Repeat the data verbatim, images excluded.

******

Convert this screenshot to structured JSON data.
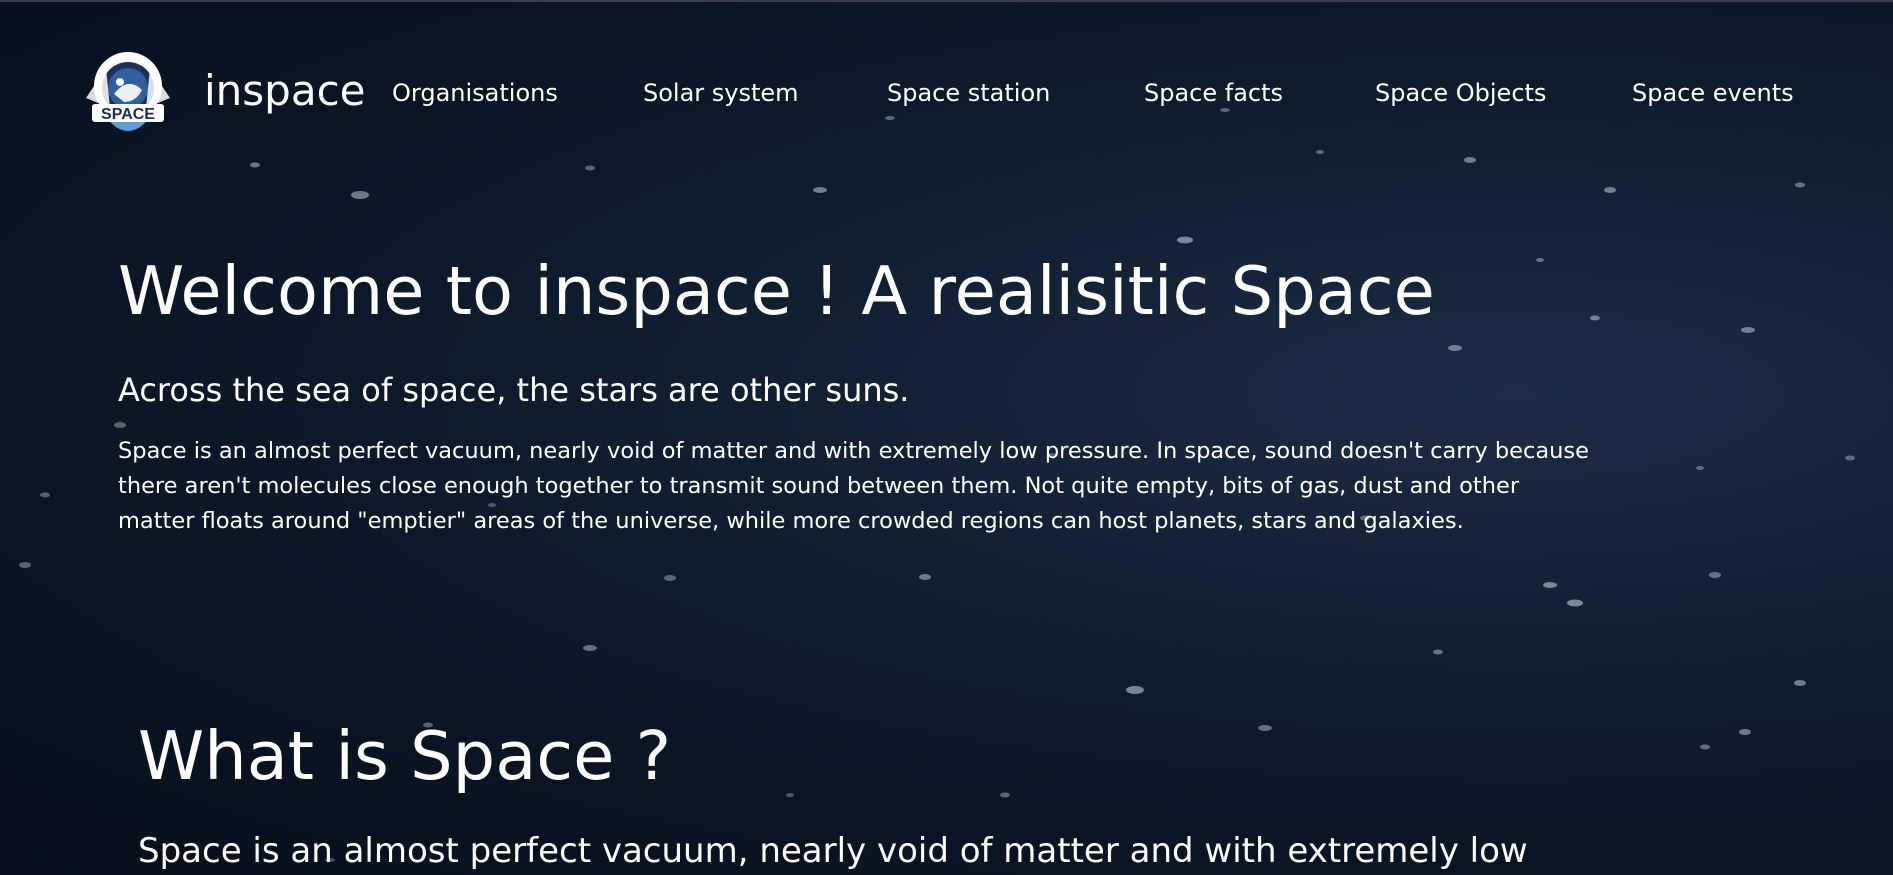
{
  "header": {
    "logo_text": "SPACE",
    "brand": "inspace",
    "nav": [
      {
        "label": "Organisations",
        "name": "nav-organisations"
      },
      {
        "label": "Solar system",
        "name": "nav-solar-system"
      },
      {
        "label": "Space station",
        "name": "nav-space-station"
      },
      {
        "label": "Space facts",
        "name": "nav-space-facts"
      },
      {
        "label": "Space Objects",
        "name": "nav-space-objects"
      },
      {
        "label": "Space events",
        "name": "nav-space-events"
      }
    ]
  },
  "hero": {
    "title": "Welcome to inspace ! A realisitic Space",
    "subtitle": "Across the sea of space, the stars are other suns.",
    "body": "Space is an almost perfect vacuum, nearly void of matter and with extremely low pressure. In space, sound doesn't carry because there aren't molecules close enough together to transmit sound between them. Not quite empty, bits of gas, dust and other matter floats around \"emptier\" areas of the universe, while more crowded regions can host planets, stars and galaxies."
  },
  "section": {
    "title": "What is Space ?",
    "body": "Space is an almost perfect vacuum, nearly void of matter and with extremely low"
  },
  "colors": {
    "background": "#0a1424",
    "text": "#ffffff",
    "logo_accent": "#5aa0d8"
  }
}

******

# [Exercise response]
Convert this screenshot to structured JSON data.
{
  "header": {
    "logo_text": "SPACE",
    "brand": "inspace",
    "nav": [
      {
        "label": "Organisations",
        "name": "nav-organisations"
      },
      {
        "label": "Solar system",
        "name": "nav-solar-system"
      },
      {
        "label": "Space station",
        "name": "nav-space-station"
      },
      {
        "label": "Space facts",
        "name": "nav-space-facts"
      },
      {
        "label": "Space Objects",
        "name": "nav-space-objects"
      },
      {
        "label": "Space events",
        "name": "nav-space-events"
      }
    ]
  },
  "hero": {
    "title": "Welcome to inspace ! A realisitic Space",
    "subtitle": "Across the sea of space, the stars are other suns.",
    "body": "Space is an almost perfect vacuum, nearly void of matter and with extremely low pressure. In space, sound doesn't carry because there aren't molecules close enough together to transmit sound between them. Not quite empty, bits of gas, dust and other matter floats around \"emptier\" areas of the universe, while more crowded regions can host planets, stars and galaxies."
  },
  "section": {
    "title": "What is Space ?",
    "body": "Space is an almost perfect vacuum, nearly void of matter and with extremely low"
  },
  "colors": {
    "background": "#0a1424",
    "text": "#ffffff",
    "logo_accent": "#5aa0d8"
  }
}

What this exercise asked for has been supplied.